▶ Data for the task:
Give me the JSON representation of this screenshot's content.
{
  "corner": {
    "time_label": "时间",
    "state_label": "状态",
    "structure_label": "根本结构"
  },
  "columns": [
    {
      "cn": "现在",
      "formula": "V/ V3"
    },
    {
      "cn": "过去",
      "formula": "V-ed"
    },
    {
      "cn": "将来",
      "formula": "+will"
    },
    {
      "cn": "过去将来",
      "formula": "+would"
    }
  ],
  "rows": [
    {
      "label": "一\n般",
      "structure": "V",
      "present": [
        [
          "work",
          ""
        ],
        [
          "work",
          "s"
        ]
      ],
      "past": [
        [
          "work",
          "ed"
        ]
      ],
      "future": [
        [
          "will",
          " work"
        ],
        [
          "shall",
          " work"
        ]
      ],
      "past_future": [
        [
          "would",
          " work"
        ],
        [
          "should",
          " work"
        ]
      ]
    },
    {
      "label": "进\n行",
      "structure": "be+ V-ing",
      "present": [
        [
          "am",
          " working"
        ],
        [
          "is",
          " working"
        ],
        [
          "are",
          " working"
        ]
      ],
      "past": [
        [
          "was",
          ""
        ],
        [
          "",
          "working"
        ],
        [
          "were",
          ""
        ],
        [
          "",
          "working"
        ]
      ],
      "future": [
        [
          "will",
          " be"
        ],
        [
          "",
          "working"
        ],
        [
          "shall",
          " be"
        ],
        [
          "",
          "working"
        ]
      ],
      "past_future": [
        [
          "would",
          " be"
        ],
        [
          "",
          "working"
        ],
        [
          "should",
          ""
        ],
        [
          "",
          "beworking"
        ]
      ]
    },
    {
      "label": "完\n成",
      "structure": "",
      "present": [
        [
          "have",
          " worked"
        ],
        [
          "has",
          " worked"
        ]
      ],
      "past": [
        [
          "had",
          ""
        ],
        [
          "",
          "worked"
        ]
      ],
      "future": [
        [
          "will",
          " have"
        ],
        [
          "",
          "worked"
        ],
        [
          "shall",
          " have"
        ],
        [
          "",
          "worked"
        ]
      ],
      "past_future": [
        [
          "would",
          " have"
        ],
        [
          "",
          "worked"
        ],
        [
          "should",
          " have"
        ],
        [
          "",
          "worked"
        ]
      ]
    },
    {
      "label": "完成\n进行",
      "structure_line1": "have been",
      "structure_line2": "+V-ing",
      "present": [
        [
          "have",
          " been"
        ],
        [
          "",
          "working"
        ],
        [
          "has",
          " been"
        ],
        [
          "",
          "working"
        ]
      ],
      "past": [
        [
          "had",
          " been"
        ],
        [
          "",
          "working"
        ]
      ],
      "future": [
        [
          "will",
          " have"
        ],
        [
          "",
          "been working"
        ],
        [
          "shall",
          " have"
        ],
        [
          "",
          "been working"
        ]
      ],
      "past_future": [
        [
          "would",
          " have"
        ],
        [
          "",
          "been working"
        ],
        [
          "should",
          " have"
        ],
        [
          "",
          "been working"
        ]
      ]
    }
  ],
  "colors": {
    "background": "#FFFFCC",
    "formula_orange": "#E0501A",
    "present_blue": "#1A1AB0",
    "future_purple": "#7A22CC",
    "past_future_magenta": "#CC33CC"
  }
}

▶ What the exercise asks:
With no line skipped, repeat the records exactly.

▶ Your solution:
Give me the JSON representation of this screenshot's content.
{
  "corner": {
    "time_label": "时间",
    "state_label": "状态",
    "structure_label": "根本结构"
  },
  "columns": [
    {
      "cn": "现在",
      "formula": "V/ V3"
    },
    {
      "cn": "过去",
      "formula": "V-ed"
    },
    {
      "cn": "将来",
      "formula": "+will"
    },
    {
      "cn": "过去将来",
      "formula": "+would"
    }
  ],
  "rows": [
    {
      "label": "一\n般",
      "structure": "V",
      "present": [
        [
          "work",
          ""
        ],
        [
          "work",
          "s"
        ]
      ],
      "past": [
        [
          "work",
          "ed"
        ]
      ],
      "future": [
        [
          "will",
          " work"
        ],
        [
          "shall",
          " work"
        ]
      ],
      "past_future": [
        [
          "would",
          " work"
        ],
        [
          "should",
          " work"
        ]
      ]
    },
    {
      "label": "进\n行",
      "structure": "be+ V-ing",
      "present": [
        [
          "am",
          " working"
        ],
        [
          "is",
          " working"
        ],
        [
          "are",
          " working"
        ]
      ],
      "past": [
        [
          "was",
          ""
        ],
        [
          "",
          "working"
        ],
        [
          "were",
          ""
        ],
        [
          "",
          "working"
        ]
      ],
      "future": [
        [
          "will",
          " be"
        ],
        [
          "",
          "working"
        ],
        [
          "shall",
          " be"
        ],
        [
          "",
          "working"
        ]
      ],
      "past_future": [
        [
          "would",
          " be"
        ],
        [
          "",
          "working"
        ],
        [
          "should",
          ""
        ],
        [
          "",
          "beworking"
        ]
      ]
    },
    {
      "label": "完\n成",
      "structure": "",
      "present": [
        [
          "have",
          " worked"
        ],
        [
          "has",
          " worked"
        ]
      ],
      "past": [
        [
          "had",
          ""
        ],
        [
          "",
          "worked"
        ]
      ],
      "future": [
        [
          "will",
          " have"
        ],
        [
          "",
          "worked"
        ],
        [
          "shall",
          " have"
        ],
        [
          "",
          "worked"
        ]
      ],
      "past_future": [
        [
          "would",
          " have"
        ],
        [
          "",
          "worked"
        ],
        [
          "should",
          " have"
        ],
        [
          "",
          "worked"
        ]
      ]
    },
    {
      "label": "完成\n进行",
      "structure_line1": "have been",
      "structure_line2": "+V-ing",
      "present": [
        [
          "have",
          " been"
        ],
        [
          "",
          "working"
        ],
        [
          "has",
          " been"
        ],
        [
          "",
          "working"
        ]
      ],
      "past": [
        [
          "had",
          " been"
        ],
        [
          "",
          "working"
        ]
      ],
      "future": [
        [
          "will",
          " have"
        ],
        [
          "",
          "been working"
        ],
        [
          "shall",
          " have"
        ],
        [
          "",
          "been working"
        ]
      ],
      "past_future": [
        [
          "would",
          " have"
        ],
        [
          "",
          "been working"
        ],
        [
          "should",
          " have"
        ],
        [
          "",
          "been working"
        ]
      ]
    }
  ],
  "colors": {
    "background": "#FFFFCC",
    "formula_orange": "#E0501A",
    "present_blue": "#1A1AB0",
    "future_purple": "#7A22CC",
    "past_future_magenta": "#CC33CC"
  }
}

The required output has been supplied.